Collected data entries
◆ ◆ ◆ ◆

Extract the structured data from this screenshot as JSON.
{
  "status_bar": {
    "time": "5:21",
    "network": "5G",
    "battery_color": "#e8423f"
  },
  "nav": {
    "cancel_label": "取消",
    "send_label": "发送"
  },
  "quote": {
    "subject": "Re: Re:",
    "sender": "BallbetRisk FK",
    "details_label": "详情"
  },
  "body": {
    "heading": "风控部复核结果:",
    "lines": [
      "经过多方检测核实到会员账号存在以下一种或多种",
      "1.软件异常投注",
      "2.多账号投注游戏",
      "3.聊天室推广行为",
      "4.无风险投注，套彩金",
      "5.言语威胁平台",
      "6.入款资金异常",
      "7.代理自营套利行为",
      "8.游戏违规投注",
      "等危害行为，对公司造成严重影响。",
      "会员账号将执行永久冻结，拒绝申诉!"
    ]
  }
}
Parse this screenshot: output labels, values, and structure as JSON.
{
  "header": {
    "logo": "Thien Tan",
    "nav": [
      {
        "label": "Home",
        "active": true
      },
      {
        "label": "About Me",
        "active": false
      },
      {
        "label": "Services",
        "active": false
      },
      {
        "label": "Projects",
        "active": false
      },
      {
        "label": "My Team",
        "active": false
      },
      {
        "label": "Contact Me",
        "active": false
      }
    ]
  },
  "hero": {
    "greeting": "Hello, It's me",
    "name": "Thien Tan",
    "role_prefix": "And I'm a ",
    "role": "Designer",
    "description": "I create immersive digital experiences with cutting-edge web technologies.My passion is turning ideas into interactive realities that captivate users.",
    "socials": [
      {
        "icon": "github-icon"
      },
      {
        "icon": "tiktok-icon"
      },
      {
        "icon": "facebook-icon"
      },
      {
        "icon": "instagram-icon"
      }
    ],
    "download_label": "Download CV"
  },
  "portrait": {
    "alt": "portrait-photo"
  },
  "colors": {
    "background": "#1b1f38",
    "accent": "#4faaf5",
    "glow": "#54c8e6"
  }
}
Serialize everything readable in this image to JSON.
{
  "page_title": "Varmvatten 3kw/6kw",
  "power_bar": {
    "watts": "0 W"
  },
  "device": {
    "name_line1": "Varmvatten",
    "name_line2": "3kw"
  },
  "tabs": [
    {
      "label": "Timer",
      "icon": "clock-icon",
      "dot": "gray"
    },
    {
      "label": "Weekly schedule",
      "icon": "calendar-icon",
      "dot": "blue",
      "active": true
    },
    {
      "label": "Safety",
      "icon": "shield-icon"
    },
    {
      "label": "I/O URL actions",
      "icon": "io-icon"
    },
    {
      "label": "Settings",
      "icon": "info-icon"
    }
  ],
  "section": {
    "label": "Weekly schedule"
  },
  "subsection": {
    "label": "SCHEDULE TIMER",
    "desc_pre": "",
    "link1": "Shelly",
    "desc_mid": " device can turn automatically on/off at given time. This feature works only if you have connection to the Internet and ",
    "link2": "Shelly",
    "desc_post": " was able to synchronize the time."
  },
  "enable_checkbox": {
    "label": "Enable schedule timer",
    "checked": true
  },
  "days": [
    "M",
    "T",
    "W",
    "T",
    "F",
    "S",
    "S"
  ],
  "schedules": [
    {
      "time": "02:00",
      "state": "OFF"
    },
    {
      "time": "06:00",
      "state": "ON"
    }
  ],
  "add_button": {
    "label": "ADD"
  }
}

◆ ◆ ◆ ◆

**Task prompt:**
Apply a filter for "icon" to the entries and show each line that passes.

**Result for this exercise:**
        "icon": "github-icon"
        "icon": "tiktok-icon"
        "icon": "facebook-icon"
        "icon": "instagram-icon"
      "icon": "clock-icon",
      "icon": "calendar-icon",
      "icon": "shield-icon"
      "icon": "io-icon"
      "icon": "info-icon"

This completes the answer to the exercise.